October 25, 2023

EAP: Employee Assistance Program or Employer-Applied Pressure?

I am a huge fan of and advocate for Employee Assistance Programs. The licensed clinicians are a wonderful resource and support mechanism for employees who may face myriad issues related to their personal life, work, or integration of the two. They can also be a great resource for employers. They provide a mechanism by which HR or a manager can provide an employee with support, while shielding them from knowing the specific (and often legally protected) nature of the issue.

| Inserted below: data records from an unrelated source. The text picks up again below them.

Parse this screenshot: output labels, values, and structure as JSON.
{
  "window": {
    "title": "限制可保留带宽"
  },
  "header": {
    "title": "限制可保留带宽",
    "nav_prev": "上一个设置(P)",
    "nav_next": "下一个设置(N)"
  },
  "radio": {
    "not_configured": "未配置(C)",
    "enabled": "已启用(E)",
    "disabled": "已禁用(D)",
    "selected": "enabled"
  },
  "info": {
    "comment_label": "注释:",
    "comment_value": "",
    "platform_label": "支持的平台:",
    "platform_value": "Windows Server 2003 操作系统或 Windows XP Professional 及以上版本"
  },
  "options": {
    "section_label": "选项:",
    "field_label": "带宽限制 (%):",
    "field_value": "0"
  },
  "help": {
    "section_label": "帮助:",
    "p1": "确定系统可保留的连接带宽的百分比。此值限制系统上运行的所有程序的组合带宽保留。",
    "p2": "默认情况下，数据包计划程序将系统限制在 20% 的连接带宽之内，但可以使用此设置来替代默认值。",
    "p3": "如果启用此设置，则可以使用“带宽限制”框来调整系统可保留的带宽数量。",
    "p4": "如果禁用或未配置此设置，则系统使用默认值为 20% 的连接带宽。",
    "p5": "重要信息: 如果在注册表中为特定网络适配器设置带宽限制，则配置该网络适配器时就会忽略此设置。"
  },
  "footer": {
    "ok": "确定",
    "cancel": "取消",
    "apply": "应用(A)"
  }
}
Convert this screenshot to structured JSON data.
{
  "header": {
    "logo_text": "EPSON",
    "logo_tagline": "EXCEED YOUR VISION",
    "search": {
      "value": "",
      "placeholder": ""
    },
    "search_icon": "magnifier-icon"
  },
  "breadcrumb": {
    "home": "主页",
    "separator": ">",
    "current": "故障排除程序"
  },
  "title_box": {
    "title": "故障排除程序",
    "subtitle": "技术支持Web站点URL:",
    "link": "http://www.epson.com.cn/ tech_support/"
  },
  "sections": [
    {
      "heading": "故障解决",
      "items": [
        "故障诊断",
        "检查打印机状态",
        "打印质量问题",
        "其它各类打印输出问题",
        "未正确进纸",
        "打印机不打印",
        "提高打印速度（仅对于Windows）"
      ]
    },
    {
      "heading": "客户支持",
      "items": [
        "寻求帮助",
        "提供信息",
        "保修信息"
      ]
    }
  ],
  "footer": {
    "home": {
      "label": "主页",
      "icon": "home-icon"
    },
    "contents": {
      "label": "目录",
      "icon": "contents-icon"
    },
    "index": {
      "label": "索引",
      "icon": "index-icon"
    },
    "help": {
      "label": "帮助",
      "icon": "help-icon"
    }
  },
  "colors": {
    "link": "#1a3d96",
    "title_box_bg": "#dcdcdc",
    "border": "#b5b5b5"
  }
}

This claim, however, is a story of first impression for me.  We know there can be risks of imposing a mandatory referral upon an employee. One is that such a referral might give rise to a claim that the employer perceived the employee to have a disability in violation of the Americans with Disabilities Act (ADA). But this referral set the employer on a different slippery slope. The claim alleged four violations of the ADA, none of which were based on perception.  What did the employer reportedly do wrong? The employer:

  1. mandated that the employee contact the EAP within 24 hours;
  2. told the employee she could not return to work until she had done so;
  3. required the employee to sign an authorization for the EAP to release her clinical records; and
  4. conditioned her continued employment upon the above.

When the employee declined to contact the EAP or complete the authorization form, the employer suspended her for 11 days and then fired her.

Lessons Learned. Regardless of the outcome of this lawsuit, consider these and other issues. EAP referrals are usually an offer, not a direct instruction. If you are going to mandate the referral, have a reason that is job-related and consistent with business necessity.  Do not seek medical information in violation of the ADA, HIPAA, or the Genetic Information Non-Discrimination Act (GINA). Be equitable in your mandatory referrals. The employee in the above case has also suggested that she was treated differently and other employees were not subject to mandatory referrals. When in doubt, talk to your company’s legal counsel.